so, seeing it's probably from the french, i googled around for a bit, not finding much except a wiktionary entry (along with a page on wikipedia describing a descendent usage of this 1909 sense.) which all seem to corroborate that it's from the french. hence, i went to my le petit robert and under camper found the following:

SE CAMPER v. non. Se tenir en un lieu dans une attitude fière, hardie ou provocante.

To compose one's self in an arrogant, bold, or provocative manner. (my translation, feel free to correct me in the comments...)
but that's not quite gay, which is what we're looking for. well, hold up, altho we've not found strong evidence of camper meaning gay, given the last two senses of these two definitions and the history here (with a reference to Gay talk: Formerly entitled The queens' vernacular : a gay lexicon, and which also seems to imply a descent from campagne, in reference to transvestite actors strolling thru the country side.), we have enough information to infer that camp, whether from camper or campagne, is likely descended from french, and that in any case, the french camper has a sense which can be seen as similiar to the gay-friendly version of this alternative usage, camp as a style.

i'd love to hear other people's input on my analysis, and if they know anything else about the origins of this usage. i LOVE a good etymology when i can get my hands on it...
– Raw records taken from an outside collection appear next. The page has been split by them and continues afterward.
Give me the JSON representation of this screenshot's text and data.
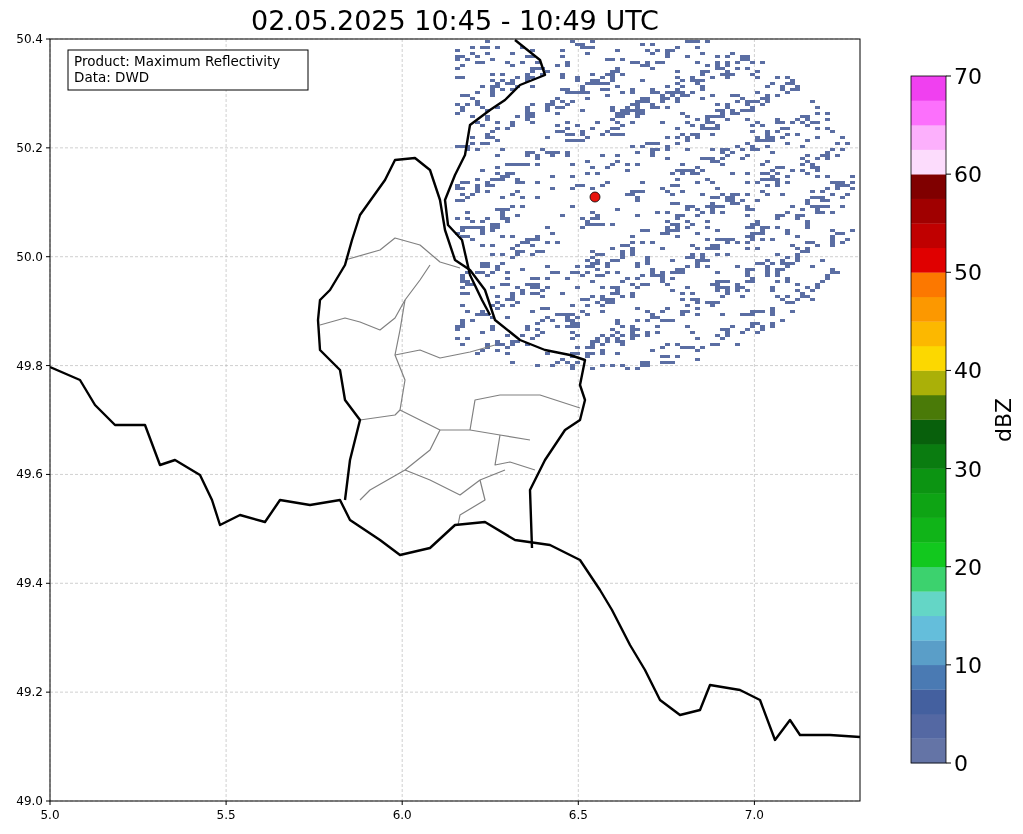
{
  "title": "02.05.2025 10:45 - 10:49 UTC",
  "map": {
    "legend": [
      "Product: Maximum Reflectivity",
      "Data: DWD"
    ],
    "x_ticks": [
      "5.0",
      "5.5",
      "6.0",
      "6.5",
      "7.0"
    ],
    "y_ticks": [
      "50.4",
      "50.2",
      "50.0",
      "49.8",
      "49.6",
      "49.4",
      "49.2",
      "49.0"
    ]
  },
  "colorbar": {
    "label": "dBZ",
    "ticks": [
      "70",
      "60",
      "50",
      "40",
      "30",
      "20",
      "10",
      "0"
    ],
    "segments": [
      {
        "color": "#6474a6"
      },
      {
        "color": "#5468a3"
      },
      {
        "color": "#44609f"
      },
      {
        "color": "#4a7ab3"
      },
      {
        "color": "#5a9ec8"
      },
      {
        "color": "#64bedb"
      },
      {
        "color": "#64d6c6"
      },
      {
        "color": "#3cd26e"
      },
      {
        "color": "#12c81e"
      },
      {
        "color": "#10b418"
      },
      {
        "color": "#0ea414"
      },
      {
        "color": "#0c9412"
      },
      {
        "color": "#0a7c10"
      },
      {
        "color": "#08600c"
      },
      {
        "color": "#4a7a08"
      },
      {
        "color": "#aab008"
      },
      {
        "color": "#fcd800"
      },
      {
        "color": "#fcb800"
      },
      {
        "color": "#fc9800"
      },
      {
        "color": "#fc7800"
      },
      {
        "color": "#e00000"
      },
      {
        "color": "#c00000"
      },
      {
        "color": "#a00000"
      },
      {
        "color": "#800000"
      },
      {
        "color": "#fcdcfc"
      },
      {
        "color": "#fcb0fc"
      },
      {
        "color": "#fc70fc"
      },
      {
        "color": "#f040f0"
      }
    ]
  }
}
an e-mail from languagehat (solicited, i should add.) brought me back to earth on this one: the evidence is definitely inconclusive, and altho i may like the idea of this history, we really can't be sure. so don't go telling your friends about how i proved camp comes from french.
language mixxer is one of the single best resources for language learning around (assuming you've got a start in the language, already, of course). it's a directory of people who want to practice a language, like your average penpal site, except it's base around skype. i've been able to find language partners for every language i'm learning (chinese, japanese, french, german, spanish and hindi) with it.

you could also check out my delicious which has plenty more resources.


nothing special here.

just an introductory post to what will be my blog about life, the unvierse, and everything. or more specifically, anything i find cool and worth talking about.